The ML model deployment includes the following tasks: inference hardware definition, model evaluation in a production environment (online testing, e.g., A/B tests), providing user acceptance and usability testing, providing a fall-back plan for model outages, and setting up the deployment strategy to roll out the new model gradually (e.g. canary or green/blue deployment).
Monitoring and Maintenance
Once the ML model has been put into production, it is essential to monitor its performance and maintain it. When an ML model performs on real-world data, the main risk is the “model staleness” effect when the performance of the ML model drops as it starts operating on unseen data. Furthermore, model performance is affected by hardware performance and the existing software stack. Therefore, the best practice to prevent the model performance drop is to perform the monitoring task when the model performance is continuously evaluated to decide whether the model needs to be re-trained. This is known as the Continued Model Evaluation pattern. The decision from the monitoring task leads to the second task - updating the ML model. Additionally to monitoring and re-training, reflecting on the business use case and the ML task might be valuable for adjusting the ML process.

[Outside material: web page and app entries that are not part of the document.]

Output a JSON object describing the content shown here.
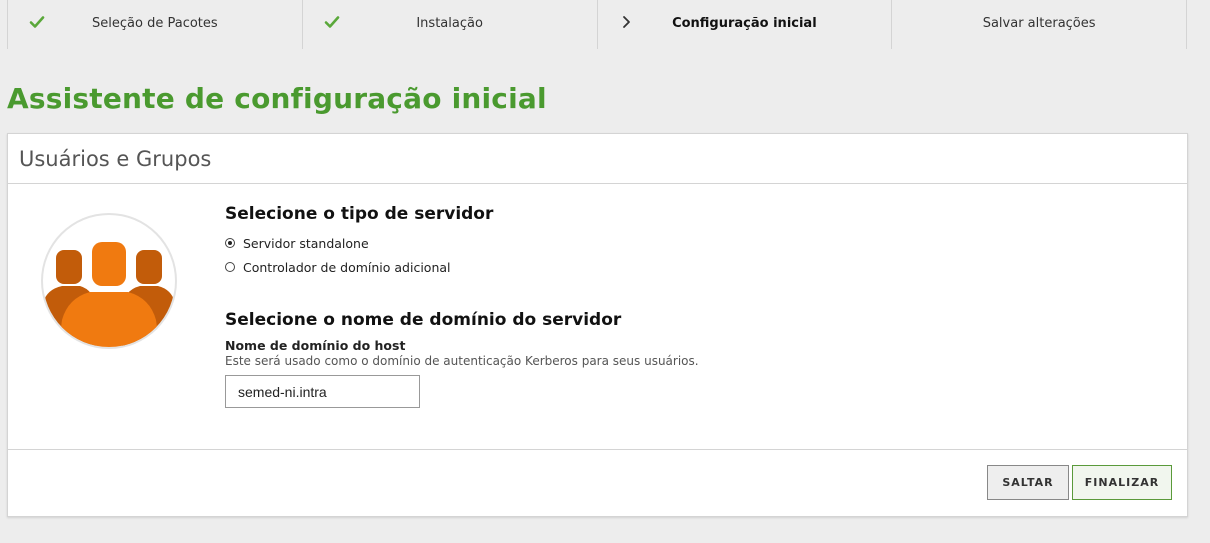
{
  "steps": [
    {
      "label": "Seleção de Pacotes",
      "status": "done",
      "icon": "check-icon"
    },
    {
      "label": "Instalação",
      "status": "done",
      "icon": "check-icon"
    },
    {
      "label": "Configuração inicial",
      "status": "current",
      "icon": "chevron-right-icon"
    },
    {
      "label": "Salvar alterações",
      "status": "pending",
      "icon": ""
    }
  ],
  "page": {
    "title": "Assistente de configuração inicial"
  },
  "panel": {
    "header": "Usuários e Grupos",
    "server_type": {
      "heading": "Selecione o tipo de servidor",
      "options": [
        {
          "label": "Servidor standalone",
          "selected": true
        },
        {
          "label": "Controlador de domínio adicional",
          "selected": false
        }
      ]
    },
    "domain": {
      "heading": "Selecione o nome de domínio do servidor",
      "field_label": "Nome de domínio do host",
      "field_help": "Este será usado como o domínio de autenticação Kerberos para seus usuários.",
      "value": "semed-ni.intra"
    },
    "buttons": {
      "skip": "SALTAR",
      "finish": "FINALIZAR"
    }
  },
  "colors": {
    "accent_green": "#4a9a2f",
    "check_green": "#5aa83a",
    "avatar_orange": "#f07a10",
    "avatar_dark_orange": "#c25c0a"
  }
}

Getting ML models in production involves many interplaying components and processes. In this article, we reviewed the CRISP-ML(Q) development lifecycle model. Overall, CRISP-ML(Q) is a systematic process model for machine learning software development that creates an awareness of possible risks and emphasizes quality assurance to diminish these risks to ensure the ML project’s success. The following table sumarizes the CRISP-ML(Q) core phases and the corresponding tasks:
|Business and Data Understanding||
- Define business objectives
- Translate business objectives into ML objectives
- Collect and verify data
- Assess the project feasibility
- Create POC
- Feature selection
- Data selection
- Class balancing
- Cleaning data (noise reduction, data imputation)
- Feature engineering (data construction)
- Data augmentation
- Data standartization
|ML Model Engineering||
- Define quality measure of the model
- ML algorithm selection (baseline selection)
- Adding domain knowledge to specialize the model
- Model training
- Optional: applying trainsfer learning (using pre-trained models)
- Model compression
- Ensemble learning
- Documenting the ML model and experiments
|ML Model Evaluation||
- Validate model's performance
- Determine robustess
- Increase model's explainability
- Make a decision whether to deploy the model
- Document the evaluation phase
- Evaluate model under production condition
- Assure user acceptance and usability
- Model governance
- Deploy according to the selected strategy (A/B testing, multi-armed bandits)
|Model Monitoring and Maintenance||
- Monitor the efficiency and efficacy of the model prediction serving
- Compare to the previously specified success criteria (thresholds)
- Retrain model if required
- Collect new data
- Perform labelling of the new data points
- Repeat tasks from the *Model Engineering* and *Model Evaluation* phases
- Continuous, integration, training, and deployment of the model
We would like to thank Alexey Grigoriev for insightful discussions and his valuable feedback for this chapter.